Segment Open

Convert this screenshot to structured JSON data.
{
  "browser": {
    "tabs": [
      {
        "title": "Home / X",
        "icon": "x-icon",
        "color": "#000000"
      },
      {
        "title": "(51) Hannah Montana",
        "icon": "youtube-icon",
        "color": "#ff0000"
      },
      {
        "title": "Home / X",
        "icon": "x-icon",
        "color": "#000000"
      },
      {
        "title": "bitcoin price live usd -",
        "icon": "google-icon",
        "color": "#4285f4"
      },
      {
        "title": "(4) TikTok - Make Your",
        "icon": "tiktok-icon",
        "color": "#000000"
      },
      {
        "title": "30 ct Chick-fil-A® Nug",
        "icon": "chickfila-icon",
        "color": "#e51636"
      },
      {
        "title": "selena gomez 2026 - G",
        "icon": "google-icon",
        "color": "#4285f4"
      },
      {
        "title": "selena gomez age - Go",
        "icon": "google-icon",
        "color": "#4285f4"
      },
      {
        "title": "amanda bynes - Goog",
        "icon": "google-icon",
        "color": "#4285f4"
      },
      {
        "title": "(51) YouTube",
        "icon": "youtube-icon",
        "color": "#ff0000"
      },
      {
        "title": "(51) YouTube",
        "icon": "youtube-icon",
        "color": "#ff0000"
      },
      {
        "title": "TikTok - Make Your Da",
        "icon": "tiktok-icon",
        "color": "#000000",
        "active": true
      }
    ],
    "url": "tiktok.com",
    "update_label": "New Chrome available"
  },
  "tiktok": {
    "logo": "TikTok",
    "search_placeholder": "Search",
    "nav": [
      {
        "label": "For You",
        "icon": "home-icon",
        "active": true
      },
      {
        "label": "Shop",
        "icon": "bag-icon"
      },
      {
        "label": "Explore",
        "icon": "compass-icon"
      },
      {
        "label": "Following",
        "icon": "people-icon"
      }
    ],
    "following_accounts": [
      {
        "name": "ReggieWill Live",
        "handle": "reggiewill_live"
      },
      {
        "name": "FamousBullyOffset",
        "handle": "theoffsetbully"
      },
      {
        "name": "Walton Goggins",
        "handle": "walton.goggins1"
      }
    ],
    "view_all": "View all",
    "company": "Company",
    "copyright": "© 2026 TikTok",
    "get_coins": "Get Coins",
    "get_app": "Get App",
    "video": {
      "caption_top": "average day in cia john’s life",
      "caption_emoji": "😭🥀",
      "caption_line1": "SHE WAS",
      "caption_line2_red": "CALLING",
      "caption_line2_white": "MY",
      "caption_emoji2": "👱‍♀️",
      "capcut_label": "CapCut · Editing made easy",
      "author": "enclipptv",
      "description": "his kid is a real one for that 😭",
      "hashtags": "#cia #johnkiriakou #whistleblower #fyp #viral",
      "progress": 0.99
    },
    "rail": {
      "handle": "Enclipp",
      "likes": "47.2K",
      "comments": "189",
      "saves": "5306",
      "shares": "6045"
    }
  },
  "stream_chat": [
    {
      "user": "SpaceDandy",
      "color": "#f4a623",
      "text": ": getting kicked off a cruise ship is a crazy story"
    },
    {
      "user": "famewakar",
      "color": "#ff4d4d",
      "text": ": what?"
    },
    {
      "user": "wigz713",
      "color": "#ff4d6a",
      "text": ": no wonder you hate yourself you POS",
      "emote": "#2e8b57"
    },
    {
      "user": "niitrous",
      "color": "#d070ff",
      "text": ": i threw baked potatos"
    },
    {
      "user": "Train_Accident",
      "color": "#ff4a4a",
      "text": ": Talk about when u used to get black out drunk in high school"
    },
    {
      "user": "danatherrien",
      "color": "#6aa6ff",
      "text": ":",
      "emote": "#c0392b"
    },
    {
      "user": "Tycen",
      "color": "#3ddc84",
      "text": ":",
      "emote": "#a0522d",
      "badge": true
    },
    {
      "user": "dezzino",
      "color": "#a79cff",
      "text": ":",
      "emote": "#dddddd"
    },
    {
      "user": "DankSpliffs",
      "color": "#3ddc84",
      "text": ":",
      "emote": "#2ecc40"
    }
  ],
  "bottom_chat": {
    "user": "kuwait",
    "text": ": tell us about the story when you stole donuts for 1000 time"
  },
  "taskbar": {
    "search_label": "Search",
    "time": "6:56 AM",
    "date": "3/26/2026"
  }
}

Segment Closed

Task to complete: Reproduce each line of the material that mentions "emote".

Answer to this task:
      "emote": "#2e8b57"
      "emote": "#c0392b"
      "emote": "#a0522d",
      "emote": "#dddddd"
      "emote": "#2ecc40"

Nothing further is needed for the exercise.